I know this came from the Louisville Courier Journal but I don’t know the exact date.  I would guess it to be very near the above article so maybe some time in February, 1958.  Thanks to a reader's comments, I've learned that this was published on August 26, 1958 on page 3.

This last article was too large to mount in the scrapbook and difficult to scan so I put it in two parts.  Thankfully, the date and publication was left intact – The Fresno Bee, July 20, 1966.

Rob Fresno Bee_7_20_1966

Boy he looks like my dad here!  And here’s part 2.

Rob Fresno Bee_7_20_1966 Part 2

I’ve run across research that Rob published throughout the years but that will be for a later post.

And that’s the end of Scrapbook #2.  Onward!

Sunday, July 16, 2017

Scrapbook #2 – This and That

As we come to the close of the scrapbook (one more page to go), there were several miscellaneous articles and photos of interest.

Sig Levy Bros

I don’t remember the specific office building but the Levy Bros. logo will be etched in my mind for the rest of my life.  I always thought it was cool to have a business with my last name.  This photo of Sig is marked February, 1952 – he looks pretty dapper all dressed up and ready for work.

After the death of his last brother, Ben, on March 4, 1965, Levy Bros. was dissolved and Sig went to the office next door, Pearson Realty, to finish out his career.

Pearson Realty

While the date was not included with the article in the scrapbook, I was able to find it electronically – this is from the Fresno Bee Republican, April 1, 1965.

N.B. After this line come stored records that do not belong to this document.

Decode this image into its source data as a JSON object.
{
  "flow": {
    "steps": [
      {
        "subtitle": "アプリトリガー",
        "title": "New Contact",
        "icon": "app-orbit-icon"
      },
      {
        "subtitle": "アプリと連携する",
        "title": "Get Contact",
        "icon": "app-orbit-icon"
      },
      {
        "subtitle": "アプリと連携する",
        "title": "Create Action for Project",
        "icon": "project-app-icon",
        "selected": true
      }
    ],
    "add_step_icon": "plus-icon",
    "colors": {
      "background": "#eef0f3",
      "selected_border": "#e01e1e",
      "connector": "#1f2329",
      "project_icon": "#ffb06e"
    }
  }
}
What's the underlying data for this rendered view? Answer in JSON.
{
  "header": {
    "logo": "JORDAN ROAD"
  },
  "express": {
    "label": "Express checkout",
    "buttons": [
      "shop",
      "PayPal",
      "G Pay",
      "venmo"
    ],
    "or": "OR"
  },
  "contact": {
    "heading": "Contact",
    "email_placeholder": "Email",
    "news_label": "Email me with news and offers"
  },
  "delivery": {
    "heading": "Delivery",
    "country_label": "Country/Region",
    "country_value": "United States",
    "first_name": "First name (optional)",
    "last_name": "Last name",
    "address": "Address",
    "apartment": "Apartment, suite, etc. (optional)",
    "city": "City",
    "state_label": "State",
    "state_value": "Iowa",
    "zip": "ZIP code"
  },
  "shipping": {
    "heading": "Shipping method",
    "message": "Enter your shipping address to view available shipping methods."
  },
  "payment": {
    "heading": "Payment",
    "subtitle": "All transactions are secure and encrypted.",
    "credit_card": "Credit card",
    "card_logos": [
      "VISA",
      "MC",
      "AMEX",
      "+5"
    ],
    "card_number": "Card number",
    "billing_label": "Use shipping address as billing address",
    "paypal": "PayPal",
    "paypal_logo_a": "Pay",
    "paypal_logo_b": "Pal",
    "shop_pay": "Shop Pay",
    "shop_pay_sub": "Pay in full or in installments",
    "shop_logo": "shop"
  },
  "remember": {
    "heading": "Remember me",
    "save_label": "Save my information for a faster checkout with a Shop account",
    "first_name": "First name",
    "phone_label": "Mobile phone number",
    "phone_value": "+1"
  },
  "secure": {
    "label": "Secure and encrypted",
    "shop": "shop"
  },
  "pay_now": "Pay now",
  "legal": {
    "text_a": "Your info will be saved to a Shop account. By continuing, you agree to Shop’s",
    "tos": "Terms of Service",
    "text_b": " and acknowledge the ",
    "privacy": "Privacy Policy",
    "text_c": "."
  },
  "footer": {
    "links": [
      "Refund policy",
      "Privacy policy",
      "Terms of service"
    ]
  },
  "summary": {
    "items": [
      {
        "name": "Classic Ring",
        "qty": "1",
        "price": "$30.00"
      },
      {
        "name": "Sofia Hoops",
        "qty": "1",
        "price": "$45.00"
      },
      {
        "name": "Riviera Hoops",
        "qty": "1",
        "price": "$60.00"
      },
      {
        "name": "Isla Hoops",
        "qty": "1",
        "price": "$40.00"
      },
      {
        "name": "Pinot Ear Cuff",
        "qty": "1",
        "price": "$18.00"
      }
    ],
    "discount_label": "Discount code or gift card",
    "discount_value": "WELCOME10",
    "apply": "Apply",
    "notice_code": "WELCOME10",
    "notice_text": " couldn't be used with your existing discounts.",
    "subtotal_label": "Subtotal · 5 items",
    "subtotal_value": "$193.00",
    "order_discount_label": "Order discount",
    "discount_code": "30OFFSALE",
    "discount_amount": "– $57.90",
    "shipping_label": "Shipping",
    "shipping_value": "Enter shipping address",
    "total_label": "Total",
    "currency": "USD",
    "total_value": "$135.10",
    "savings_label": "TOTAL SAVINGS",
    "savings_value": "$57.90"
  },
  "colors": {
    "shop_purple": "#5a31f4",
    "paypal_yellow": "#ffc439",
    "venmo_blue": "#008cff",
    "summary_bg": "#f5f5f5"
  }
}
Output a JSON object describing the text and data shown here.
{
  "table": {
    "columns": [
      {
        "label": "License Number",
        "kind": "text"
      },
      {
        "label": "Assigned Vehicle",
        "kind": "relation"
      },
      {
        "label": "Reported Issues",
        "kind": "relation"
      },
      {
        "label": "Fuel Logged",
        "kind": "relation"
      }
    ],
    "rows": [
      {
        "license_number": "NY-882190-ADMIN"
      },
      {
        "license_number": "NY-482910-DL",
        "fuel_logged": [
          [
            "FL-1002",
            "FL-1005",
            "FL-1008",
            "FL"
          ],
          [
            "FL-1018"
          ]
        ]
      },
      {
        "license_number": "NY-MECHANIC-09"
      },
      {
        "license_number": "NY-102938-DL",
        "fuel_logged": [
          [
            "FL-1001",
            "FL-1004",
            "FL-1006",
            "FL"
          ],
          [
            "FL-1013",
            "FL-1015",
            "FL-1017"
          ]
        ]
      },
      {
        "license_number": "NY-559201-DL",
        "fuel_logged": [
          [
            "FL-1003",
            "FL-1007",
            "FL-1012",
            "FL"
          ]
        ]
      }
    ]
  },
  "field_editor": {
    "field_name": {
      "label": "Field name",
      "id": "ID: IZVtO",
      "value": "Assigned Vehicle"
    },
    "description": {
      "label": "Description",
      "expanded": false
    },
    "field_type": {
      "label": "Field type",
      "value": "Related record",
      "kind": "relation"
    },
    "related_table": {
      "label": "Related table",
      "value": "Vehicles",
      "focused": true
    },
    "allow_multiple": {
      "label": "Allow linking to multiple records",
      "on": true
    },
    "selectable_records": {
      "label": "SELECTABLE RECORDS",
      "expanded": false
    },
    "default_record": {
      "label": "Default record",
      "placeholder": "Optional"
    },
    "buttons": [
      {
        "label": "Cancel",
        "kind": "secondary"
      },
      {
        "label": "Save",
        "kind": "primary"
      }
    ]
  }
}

This article from the Fresno Bee Republican, April 4, 1965, was not included in the scrapbook but I found it interesting and tells a bit more of the story.

Levy Bros firm closes Apr 4 1965 Fresno Bee Republican

The real estate and insurance business was in the family’s blood.  Sig’s oldest brother, Herb, had his son, Herb Jr., follow him into the business.  I don’t know the complete story but I know that at some point, this caused a disagreement between the brothers which, ultimately, led to them parting ways.

I belive this article was from February-March, 1965 – most likely also from The Fresno Bee Republican.

Herb Levy

One last photo really hit home – this photo of Sig’s father, and my great grandfather, Herman Levy.  Years ago I blogged about him HERE and was so pleased to finally determine the identify of the mystery photo I had.  And now I have confirmation again.

Our Dad Herman Levy

I can’t help but think about Sig cutting the photo out in order for it to fit in the scrapbook but I’m sure glad he did!